I’m convinced that each of us have a destined role to play. We are all given a vision, a mission to fulfill. None of us have the same exact vision, and none of us will manifest in the exact same way. We must do what our soul longs for, and what we’re called to do, in the best way we know how. So in being asked, “how are YOU diversifying the outdoors, Tiffany?” my reply remains as it always has. With my guides, elders and ancestors beside me, I am creating a space and an opportunity for women and mothers to know themselves deeper and to be able to access the love and compassion inside of themselves, for themselves, so they can express it toward others. Only then can we live from an authentic and creatively powerful place, and raise our children with the same morals, values and ideals that empower and enable them to be the best versions of themselves and be an integral part of an upgraded and optimistic future.
If we can learn to respectfully be a part of an evolutionary conversation through self-healing and learn to approach each other with kindness, empathy and curiosity, then we will make steps forward together. If we can learn to express pain or disappointment with love and compassion and allow each other to speak and listen, only then can we truly start bridging gaps and healing the brokenness that permeates our society. If we can learn to ‘embrace our humanity’ within the constructs of the quest for justice, like Imani Perry so beautifully alludes to in her book, Breathe: A Letter to My Sons, then we will be able to see ourselves in each other’s eyes. Whether we accept it or not, we are all on a healing journey, and regardless of the color of our skin, we are on the path together. And when I come back to heart of compassion, I know that we are all doing our best.
Mother Nature speaks
I sit amongst the trees in the Colorado mountains and listen to what Mother Nature and the wise ones really want to teach us… and these are the words I hear:

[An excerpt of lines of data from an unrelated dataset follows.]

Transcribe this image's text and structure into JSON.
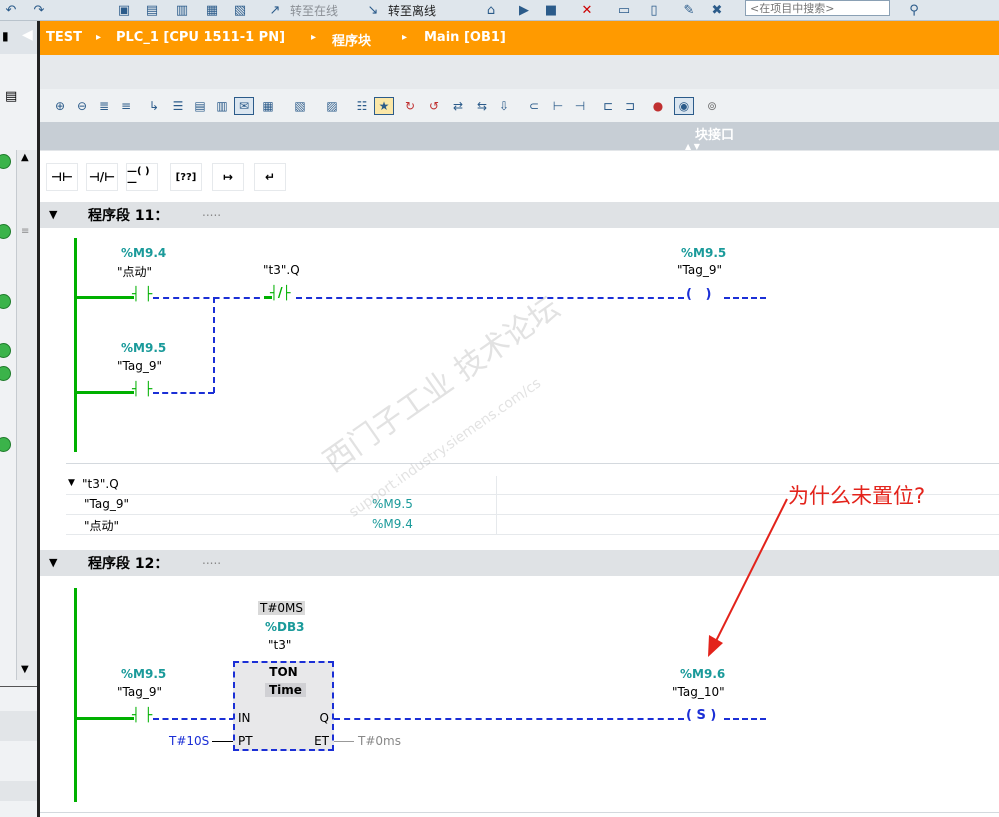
{
  "toolbar": {
    "go_online": "转至在线",
    "go_offline": "转至离线",
    "search_placeholder": "<在项目中搜索>"
  },
  "breadcrumb": [
    "TEST",
    "PLC_1 [CPU 1511-1 PN]",
    "程序块",
    "Main [OB1]"
  ],
  "breadcrumb_sep": "▸",
  "interface_label": "块接口",
  "favorites": [
    "⊣⊢",
    "⊣/⊢",
    "—( )—",
    "[??]",
    "↦",
    "↵"
  ],
  "network11": {
    "title": "程序段 11：",
    "comment": ".....",
    "contact1_addr": "%M9.4",
    "contact1_tag": "\"点动\"",
    "contact2_tag": "\"t3\".Q",
    "coil_addr": "%M9.5",
    "coil_tag": "\"Tag_9\"",
    "parallel_addr": "%M9.5",
    "parallel_tag": "\"Tag_9\"",
    "info_rows": [
      {
        "name": "\"t3\".Q",
        "addr": ""
      },
      {
        "name": "\"Tag_9\"",
        "addr": "%M9.5"
      },
      {
        "name": "\"点动\"",
        "addr": "%M9.4"
      }
    ]
  },
  "network12": {
    "title": "程序段 12：",
    "comment": ".....",
    "db_pt": "T#0MS",
    "db_addr": "%DB3",
    "db_tag": "\"t3\"",
    "contact_addr": "%M9.5",
    "contact_tag": "\"Tag_9\"",
    "timer_type": "TON",
    "timer_sub": "Time",
    "in_label": "IN",
    "q_label": "Q",
    "pt_label": "PT",
    "et_label": "ET",
    "pt_value": "T#10S",
    "et_value": "T#0ms",
    "coil_addr": "%M9.6",
    "coil_tag": "\"Tag_10\"",
    "coil_symbol": "( S )"
  },
  "annotation": "为什么未置位?",
  "watermark": [
    "西门子工业 技术论坛",
    "support.industry.siemens.com/cs"
  ],
  "colors": {
    "breadcrumb_bg": "#ff9a00",
    "power_flow": "#00b000",
    "no_flow": "#1b2fd6",
    "address": "#1a9a9a",
    "annotation": "#e3231b"
  }
}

- Stay open and curious. Life is full of radiant color and magic – if you spend too much time with your eyes on the trail, you might miss the epic views.
- Attune to the rhythms. Honor nature, the seasons, the moon and stars – and you’ll remember that all of life is always moving in cycles. Move with it.

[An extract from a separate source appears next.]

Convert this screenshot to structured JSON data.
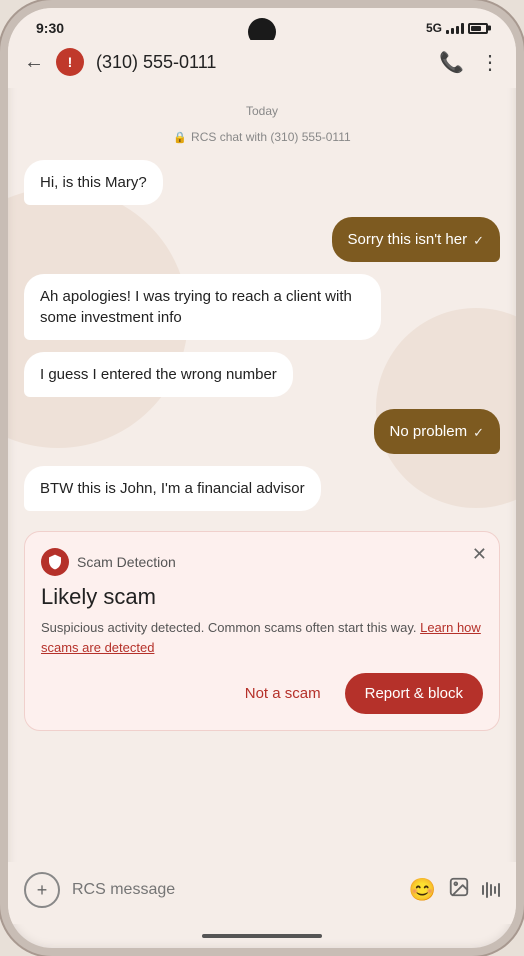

- Find your path. You have a journey designed just for you. Find what lights up your soul, what makes you shine, and dance along that path forever.
- Love yourself. More than you’ve ever loved anyone, love yourself. And you’ll know the essence of what perfect union feels like.
All I can do each day is try to be the best version of myself I can be. Sure, I’ll fall off the trail and I’ll get back on. But perhaps with one smile, one act of kindness, one empathetic thought, one intention toward healing, I can contribute to moving one small part of a mountain. And that’s all anyone can ask of any mother.
To my tender, sweet angel and greatest teacher, Tre, you are my devotion, my strength, my wisdom, my love. You are going to shift this world with your bright eyes and warm heart. Exploring every crevice and corner of this earth is what we’ll do as we walk the path of love and oneness together. I will teach you the ways of the seasons – how something must die for something to be born. I will teach you the ways of the moon – how she waxes and wanes and reminds us that there are times to be bright and times to retreat. I will teach you the ways of the elements – of air, fire, water and earth, and how we as humans embody these in every moment of every day. And I will teach you the ways of the One Light – and how you are but a unique refraction of this grand prism of love. May we embrace every step with courage and curiosity and may every experience be an opportunity to grow and learn and become the best versions of ourselves. May we share our stories of humanity, full of triumph and trial, with vulnerability and grace. And may all words of discouragement and shame and ridicule and blame be absorbed back into the earth as compost for new life to grow.
You will know empowerment and love and beauty and compassion in this world because you will always be surrounded by it.
I love you.
Tiffany Christena Grimm